The Weather Service confirms it was a tornado Friday night that cut a path through neighborhoods south of McNeese Street.
The path of destruction that cut through the Sugarloaf community and westward could still be seen on Monday.
Some homes lost their roofs, but in many cases the damage was confined to awnings and skirting. Some trees were also left uprooted or snapped.
Owner Clayton Hebert said the newer, sturdier homes fared well. At last count, about 30 of the 256 homes here had some damage.
"Most of the damage is cosmetic, however, there are a few homes that, when their awning left their home, it took part of their roof.
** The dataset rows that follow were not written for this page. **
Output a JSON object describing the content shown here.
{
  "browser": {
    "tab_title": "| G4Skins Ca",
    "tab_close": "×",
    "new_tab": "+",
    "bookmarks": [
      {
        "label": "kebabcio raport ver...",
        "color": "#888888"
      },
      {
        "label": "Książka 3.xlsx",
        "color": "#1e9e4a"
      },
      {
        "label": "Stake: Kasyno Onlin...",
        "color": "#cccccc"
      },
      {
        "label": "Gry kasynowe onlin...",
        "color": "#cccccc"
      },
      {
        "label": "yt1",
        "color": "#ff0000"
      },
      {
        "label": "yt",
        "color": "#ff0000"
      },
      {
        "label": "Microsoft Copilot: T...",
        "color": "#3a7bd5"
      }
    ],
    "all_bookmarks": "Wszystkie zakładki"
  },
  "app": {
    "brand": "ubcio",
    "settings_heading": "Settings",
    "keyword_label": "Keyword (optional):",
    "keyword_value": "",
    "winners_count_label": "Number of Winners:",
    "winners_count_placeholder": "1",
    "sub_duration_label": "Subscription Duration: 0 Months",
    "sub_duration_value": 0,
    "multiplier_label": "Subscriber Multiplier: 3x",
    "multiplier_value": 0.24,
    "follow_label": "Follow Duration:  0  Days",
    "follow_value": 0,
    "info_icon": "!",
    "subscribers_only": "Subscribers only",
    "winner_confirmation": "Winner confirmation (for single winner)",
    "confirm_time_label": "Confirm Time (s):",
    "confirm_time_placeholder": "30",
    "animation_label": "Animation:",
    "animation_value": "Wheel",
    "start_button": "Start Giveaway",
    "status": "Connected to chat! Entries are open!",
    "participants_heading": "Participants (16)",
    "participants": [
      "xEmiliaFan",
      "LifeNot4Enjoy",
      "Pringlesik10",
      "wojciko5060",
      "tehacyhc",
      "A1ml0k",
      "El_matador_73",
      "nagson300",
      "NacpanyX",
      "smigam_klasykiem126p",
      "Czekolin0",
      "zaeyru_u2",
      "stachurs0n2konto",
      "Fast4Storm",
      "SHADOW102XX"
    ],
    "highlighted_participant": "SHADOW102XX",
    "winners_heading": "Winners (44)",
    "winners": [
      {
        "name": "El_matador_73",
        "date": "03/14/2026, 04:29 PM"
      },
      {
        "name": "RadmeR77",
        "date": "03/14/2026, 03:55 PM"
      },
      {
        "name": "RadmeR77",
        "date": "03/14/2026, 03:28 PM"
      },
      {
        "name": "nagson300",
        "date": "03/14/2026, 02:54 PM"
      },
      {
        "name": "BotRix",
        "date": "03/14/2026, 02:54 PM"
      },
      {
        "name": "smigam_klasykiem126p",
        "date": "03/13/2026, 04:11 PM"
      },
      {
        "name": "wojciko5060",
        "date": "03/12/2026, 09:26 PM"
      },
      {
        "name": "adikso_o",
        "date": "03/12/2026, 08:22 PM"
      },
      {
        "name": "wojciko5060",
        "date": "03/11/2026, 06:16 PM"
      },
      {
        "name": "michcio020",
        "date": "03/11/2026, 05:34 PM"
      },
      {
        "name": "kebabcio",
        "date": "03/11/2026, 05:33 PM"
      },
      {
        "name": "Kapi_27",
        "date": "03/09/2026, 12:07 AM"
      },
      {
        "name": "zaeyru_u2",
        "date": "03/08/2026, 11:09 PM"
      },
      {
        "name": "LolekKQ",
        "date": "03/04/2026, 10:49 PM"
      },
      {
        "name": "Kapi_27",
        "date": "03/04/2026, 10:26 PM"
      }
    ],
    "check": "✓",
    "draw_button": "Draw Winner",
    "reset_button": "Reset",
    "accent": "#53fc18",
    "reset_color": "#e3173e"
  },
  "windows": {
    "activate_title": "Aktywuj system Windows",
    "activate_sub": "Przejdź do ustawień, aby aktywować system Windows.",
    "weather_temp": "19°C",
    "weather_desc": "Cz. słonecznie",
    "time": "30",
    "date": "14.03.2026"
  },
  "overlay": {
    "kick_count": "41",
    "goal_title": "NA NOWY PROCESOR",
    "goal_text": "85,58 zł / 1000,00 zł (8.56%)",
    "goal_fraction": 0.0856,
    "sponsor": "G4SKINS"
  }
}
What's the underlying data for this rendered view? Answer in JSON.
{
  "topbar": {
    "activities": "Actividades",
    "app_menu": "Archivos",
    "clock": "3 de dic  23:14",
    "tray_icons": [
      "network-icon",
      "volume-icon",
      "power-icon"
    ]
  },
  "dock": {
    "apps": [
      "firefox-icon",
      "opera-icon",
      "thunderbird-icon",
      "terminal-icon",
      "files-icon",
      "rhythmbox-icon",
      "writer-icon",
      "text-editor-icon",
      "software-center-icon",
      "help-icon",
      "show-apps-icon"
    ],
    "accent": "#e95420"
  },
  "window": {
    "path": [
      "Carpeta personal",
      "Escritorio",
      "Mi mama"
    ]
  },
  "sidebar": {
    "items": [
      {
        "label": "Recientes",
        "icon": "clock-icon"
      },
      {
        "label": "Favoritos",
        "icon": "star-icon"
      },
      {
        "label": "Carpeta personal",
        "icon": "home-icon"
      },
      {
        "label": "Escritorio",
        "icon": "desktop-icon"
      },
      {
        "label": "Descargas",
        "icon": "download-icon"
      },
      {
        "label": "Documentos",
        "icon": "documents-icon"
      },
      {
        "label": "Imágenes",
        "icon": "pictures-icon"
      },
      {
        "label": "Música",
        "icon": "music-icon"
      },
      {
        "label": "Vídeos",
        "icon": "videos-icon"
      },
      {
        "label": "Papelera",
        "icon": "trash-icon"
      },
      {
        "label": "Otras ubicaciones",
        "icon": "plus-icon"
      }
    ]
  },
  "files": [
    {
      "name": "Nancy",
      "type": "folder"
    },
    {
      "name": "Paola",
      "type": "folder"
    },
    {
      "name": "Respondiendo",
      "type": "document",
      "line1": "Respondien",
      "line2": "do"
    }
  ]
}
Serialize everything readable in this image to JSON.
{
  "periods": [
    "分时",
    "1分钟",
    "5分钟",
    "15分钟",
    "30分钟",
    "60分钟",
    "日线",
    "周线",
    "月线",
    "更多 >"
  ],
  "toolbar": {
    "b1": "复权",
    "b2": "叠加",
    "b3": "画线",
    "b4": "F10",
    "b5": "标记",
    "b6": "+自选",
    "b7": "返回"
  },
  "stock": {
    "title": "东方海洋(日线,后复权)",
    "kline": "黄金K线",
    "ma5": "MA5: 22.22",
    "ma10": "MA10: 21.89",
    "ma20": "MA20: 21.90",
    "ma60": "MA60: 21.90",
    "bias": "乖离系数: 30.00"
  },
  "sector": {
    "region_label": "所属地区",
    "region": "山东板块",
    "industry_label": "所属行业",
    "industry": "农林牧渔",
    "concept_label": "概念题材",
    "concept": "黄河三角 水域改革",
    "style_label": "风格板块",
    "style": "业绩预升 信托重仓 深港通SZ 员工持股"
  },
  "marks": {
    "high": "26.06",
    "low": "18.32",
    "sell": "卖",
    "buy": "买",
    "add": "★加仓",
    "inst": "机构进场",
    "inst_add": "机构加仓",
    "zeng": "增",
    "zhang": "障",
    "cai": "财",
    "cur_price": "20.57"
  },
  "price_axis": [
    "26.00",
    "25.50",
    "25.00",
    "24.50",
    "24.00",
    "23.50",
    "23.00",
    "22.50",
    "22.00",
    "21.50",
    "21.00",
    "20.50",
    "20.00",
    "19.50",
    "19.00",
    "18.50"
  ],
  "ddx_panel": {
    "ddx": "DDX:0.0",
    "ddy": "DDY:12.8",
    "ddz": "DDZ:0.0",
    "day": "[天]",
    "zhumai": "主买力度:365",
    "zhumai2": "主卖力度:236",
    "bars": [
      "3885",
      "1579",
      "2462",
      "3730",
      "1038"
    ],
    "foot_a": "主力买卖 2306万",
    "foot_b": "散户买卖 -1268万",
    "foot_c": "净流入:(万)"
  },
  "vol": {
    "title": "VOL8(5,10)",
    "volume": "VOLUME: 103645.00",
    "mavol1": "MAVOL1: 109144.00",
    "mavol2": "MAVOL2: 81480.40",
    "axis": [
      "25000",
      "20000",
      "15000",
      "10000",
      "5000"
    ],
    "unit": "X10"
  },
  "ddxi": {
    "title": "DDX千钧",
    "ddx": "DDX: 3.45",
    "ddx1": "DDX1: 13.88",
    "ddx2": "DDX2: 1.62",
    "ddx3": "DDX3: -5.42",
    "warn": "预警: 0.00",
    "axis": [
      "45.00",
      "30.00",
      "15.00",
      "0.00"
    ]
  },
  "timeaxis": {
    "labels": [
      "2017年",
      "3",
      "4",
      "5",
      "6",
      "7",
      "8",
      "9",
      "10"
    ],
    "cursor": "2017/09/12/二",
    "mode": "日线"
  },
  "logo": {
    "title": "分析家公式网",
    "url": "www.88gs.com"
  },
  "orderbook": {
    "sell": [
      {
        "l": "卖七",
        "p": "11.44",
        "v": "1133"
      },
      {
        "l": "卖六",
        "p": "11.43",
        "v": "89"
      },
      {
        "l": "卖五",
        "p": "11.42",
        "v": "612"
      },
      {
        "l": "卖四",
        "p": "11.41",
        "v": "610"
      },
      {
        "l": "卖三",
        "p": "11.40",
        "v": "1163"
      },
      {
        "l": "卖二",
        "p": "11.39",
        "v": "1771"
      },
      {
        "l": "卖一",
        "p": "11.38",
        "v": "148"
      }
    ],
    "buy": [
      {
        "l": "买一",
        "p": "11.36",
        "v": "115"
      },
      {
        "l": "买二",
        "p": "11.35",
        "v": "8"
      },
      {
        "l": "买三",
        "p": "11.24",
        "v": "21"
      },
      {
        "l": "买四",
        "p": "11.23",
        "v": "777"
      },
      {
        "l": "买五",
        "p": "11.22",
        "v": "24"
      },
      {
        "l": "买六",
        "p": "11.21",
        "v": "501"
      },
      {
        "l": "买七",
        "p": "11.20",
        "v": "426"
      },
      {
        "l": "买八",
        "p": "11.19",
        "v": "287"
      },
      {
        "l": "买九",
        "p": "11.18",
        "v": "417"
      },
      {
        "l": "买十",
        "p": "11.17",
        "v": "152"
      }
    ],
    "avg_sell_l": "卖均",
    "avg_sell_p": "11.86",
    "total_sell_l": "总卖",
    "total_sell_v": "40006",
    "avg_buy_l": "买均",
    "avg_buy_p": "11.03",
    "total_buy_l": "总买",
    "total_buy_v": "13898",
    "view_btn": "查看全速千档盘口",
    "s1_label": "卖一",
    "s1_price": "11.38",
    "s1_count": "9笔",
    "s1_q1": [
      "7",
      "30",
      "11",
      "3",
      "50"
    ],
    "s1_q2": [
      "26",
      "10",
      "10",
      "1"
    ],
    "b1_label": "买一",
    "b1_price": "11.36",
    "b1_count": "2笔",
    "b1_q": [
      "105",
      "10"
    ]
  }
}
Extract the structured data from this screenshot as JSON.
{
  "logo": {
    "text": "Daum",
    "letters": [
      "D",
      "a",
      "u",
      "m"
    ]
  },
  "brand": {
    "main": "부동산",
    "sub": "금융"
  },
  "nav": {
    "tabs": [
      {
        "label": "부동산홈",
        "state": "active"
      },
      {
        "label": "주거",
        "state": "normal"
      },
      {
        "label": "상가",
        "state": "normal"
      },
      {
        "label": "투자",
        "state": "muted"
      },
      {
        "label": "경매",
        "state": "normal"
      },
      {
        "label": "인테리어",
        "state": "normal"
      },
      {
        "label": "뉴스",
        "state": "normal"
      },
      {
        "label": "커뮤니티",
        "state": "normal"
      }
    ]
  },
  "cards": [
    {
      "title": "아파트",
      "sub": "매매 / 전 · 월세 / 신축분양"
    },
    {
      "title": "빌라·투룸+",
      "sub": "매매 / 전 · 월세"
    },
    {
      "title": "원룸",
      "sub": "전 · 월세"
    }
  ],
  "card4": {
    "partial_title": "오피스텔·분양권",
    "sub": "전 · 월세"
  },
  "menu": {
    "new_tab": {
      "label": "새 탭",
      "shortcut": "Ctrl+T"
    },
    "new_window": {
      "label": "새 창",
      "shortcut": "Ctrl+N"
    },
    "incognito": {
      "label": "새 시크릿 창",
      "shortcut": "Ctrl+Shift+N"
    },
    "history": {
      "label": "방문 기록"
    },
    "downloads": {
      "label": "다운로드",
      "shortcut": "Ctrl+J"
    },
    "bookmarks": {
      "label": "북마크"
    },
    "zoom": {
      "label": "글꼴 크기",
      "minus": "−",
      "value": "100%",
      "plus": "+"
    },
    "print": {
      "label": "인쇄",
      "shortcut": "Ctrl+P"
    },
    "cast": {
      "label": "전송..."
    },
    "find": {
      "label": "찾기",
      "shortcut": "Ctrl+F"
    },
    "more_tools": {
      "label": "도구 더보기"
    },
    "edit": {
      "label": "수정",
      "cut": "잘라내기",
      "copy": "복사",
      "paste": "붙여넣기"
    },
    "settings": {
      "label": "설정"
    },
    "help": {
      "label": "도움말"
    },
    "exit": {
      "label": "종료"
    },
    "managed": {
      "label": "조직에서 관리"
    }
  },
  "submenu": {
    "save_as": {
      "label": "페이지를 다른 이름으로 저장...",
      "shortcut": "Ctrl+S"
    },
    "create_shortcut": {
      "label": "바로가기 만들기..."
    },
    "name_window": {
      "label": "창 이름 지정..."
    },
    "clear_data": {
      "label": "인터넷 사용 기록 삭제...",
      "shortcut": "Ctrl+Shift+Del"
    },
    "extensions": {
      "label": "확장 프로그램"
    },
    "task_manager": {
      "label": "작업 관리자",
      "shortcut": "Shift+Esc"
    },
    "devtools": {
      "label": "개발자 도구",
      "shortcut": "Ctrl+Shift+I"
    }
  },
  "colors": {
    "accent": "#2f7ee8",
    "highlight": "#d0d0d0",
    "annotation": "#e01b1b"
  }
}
So, we may have a situation where some of these homes could be totaled, but I didn't have any homes offsite. I didn't have any homes twisted or lost. They were still on site when we got back," Clayton Hebert said.
But the high winds were not confined to just Sugarloaf. The tornado crossed La. 14, heading west. It cut a path through homes and yards on Carlo Henry Road. Trees were snapped, reminiscent to damage in Hurricane Rita.
Some residents like Ronnie Hebert are grateful their homes were left intact, despite being damaged.
"We got a disaster here at my house. At least the house is okay, but my awnings are all twisted, lying in my back yard. I'm hoping I can get a guy in here to check it out so I can start tearing it up and moving it out of the way," Ronnie Hebert said.
Others, however, were not so fortunate.
Klarissa LeJune and her roommate have to stay with friends until insurance adjusters can visit their home.
"It's going to take a lot of work. The tree took out our awning which pulled the wall and we have water leaking into the bedroom. We have about five or six holes all over the room," LeJune said.
Besides snapped trees, ripped porches and strewn property, no injuries were reported.
LeJune said Friday's storm was scary.
"Things crashing, a lot of banging, and a lot of wind. We were actually right by the front door. The lights went out. We heard a big boom. I had my niece and I just took her in the bathtub," LeJune recounted, adding that she "pretty much cried and panicked."
Ronnie Hebert echoed those experiences.
"It wasn't scary until we really got outside and saw what was going on and then everybody hunkered down. The thunder got really loud and started hitting right next to us and everything -- lightning, a lot of wind. Either it was circling, or it was blowing. One of the two," he said.
The destructive winds also hit farther west at Jesse James Park off Country Club Road where a tree fell on the mobile home that Kelly St. Germain worked so hard to remodel. The 26-year-old is a McNeese student and does not have insurance.
The tree has been removed, but he cannot live in the structure until he gets money for repairs. St. Germain suspects that many of his neighbors are also uninsured due to the difficulty of insuring older models.
Kisha Killmer, formerly with the Cameron Office of Emergency Preparedness, is trying to help St. Germain get back on his feet.
St. Germain is one semester away from earning his Bachelor's degree, but he recently lost his job due to state budget cuts.
Killmer has established an account at the Jennings MidSouth Bank to assist St. Germain.
"I have started it off by placing $200 in it," Killmer said. "I ask the community to come together and help this young man get back on his feet."
For more information on the account, call Killmer at 337-853-9903.
To see the path of Friday's tornado, click here.